Start of Dataset records

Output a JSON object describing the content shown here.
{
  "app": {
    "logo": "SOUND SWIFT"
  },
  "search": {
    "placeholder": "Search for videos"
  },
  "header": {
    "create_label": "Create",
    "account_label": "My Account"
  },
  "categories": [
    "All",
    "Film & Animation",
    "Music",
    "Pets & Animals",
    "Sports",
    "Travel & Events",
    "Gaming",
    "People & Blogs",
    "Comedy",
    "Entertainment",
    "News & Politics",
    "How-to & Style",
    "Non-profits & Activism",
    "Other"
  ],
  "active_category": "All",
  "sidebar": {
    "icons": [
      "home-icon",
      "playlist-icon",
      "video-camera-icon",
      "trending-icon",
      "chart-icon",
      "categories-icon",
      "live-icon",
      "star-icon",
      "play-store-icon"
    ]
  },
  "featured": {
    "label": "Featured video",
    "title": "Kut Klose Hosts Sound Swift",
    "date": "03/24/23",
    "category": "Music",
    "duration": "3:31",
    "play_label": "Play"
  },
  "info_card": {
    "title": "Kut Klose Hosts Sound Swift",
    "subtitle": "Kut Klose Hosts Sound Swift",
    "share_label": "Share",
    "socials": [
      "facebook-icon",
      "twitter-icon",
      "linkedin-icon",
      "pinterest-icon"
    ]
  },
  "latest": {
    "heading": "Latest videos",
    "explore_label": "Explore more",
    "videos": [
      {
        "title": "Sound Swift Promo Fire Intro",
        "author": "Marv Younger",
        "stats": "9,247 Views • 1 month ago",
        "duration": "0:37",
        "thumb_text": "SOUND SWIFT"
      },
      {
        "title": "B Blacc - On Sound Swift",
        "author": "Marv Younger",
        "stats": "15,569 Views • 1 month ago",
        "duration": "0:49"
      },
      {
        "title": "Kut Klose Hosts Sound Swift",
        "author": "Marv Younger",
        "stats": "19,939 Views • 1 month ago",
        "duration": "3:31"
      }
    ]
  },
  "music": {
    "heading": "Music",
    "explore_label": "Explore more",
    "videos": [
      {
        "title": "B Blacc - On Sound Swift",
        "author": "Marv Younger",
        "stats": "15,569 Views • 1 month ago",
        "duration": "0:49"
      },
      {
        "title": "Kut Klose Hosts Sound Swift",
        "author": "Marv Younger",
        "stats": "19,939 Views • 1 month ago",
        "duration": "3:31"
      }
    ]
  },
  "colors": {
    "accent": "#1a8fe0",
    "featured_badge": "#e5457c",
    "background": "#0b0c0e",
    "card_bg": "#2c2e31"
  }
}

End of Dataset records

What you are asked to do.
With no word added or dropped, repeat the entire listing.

Finished task.
Output a JSON object describing the content shown here.
{
  "app": {
    "logo": "SOUND SWIFT"
  },
  "search": {
    "placeholder": "Search for videos"
  },
  "header": {
    "create_label": "Create",
    "account_label": "My Account"
  },
  "categories": [
    "All",
    "Film & Animation",
    "Music",
    "Pets & Animals",
    "Sports",
    "Travel & Events",
    "Gaming",
    "People & Blogs",
    "Comedy",
    "Entertainment",
    "News & Politics",
    "How-to & Style",
    "Non-profits & Activism",
    "Other"
  ],
  "active_category": "All",
  "sidebar": {
    "icons": [
      "home-icon",
      "playlist-icon",
      "video-camera-icon",
      "trending-icon",
      "chart-icon",
      "categories-icon",
      "live-icon",
      "star-icon",
      "play-store-icon"
    ]
  },
  "featured": {
    "label": "Featured video",
    "title": "Kut Klose Hosts Sound Swift",
    "date": "03/24/23",
    "category": "Music",
    "duration": "3:31",
    "play_label": "Play"
  },
  "info_card": {
    "title": "Kut Klose Hosts Sound Swift",
    "subtitle": "Kut Klose Hosts Sound Swift",
    "share_label": "Share",
    "socials": [
      "facebook-icon",
      "twitter-icon",
      "linkedin-icon",
      "pinterest-icon"
    ]
  },
  "latest": {
    "heading": "Latest videos",
    "explore_label": "Explore more",
    "videos": [
      {
        "title": "Sound Swift Promo Fire Intro",
        "author": "Marv Younger",
        "stats": "9,247 Views • 1 month ago",
        "duration": "0:37",
        "thumb_text": "SOUND SWIFT"
      },
      {
        "title": "B Blacc - On Sound Swift",
        "author": "Marv Younger",
        "stats": "15,569 Views • 1 month ago",
        "duration": "0:49"
      },
      {
        "title": "Kut Klose Hosts Sound Swift",
        "author": "Marv Younger",
        "stats": "19,939 Views • 1 month ago",
        "duration": "3:31"
      }
    ]
  },
  "music": {
    "heading": "Music",
    "explore_label": "Explore more",
    "videos": [
      {
        "title": "B Blacc - On Sound Swift",
        "author": "Marv Younger",
        "stats": "15,569 Views • 1 month ago",
        "duration": "0:49"
      },
      {
        "title": "Kut Klose Hosts Sound Swift",
        "author": "Marv Younger",
        "stats": "19,939 Views • 1 month ago",
        "duration": "3:31"
      }
    ]
  },
  "colors": {
    "accent": "#1a8fe0",
    "featured_badge": "#e5457c",
    "background": "#0b0c0e",
    "card_bg": "#2c2e31"
  }
}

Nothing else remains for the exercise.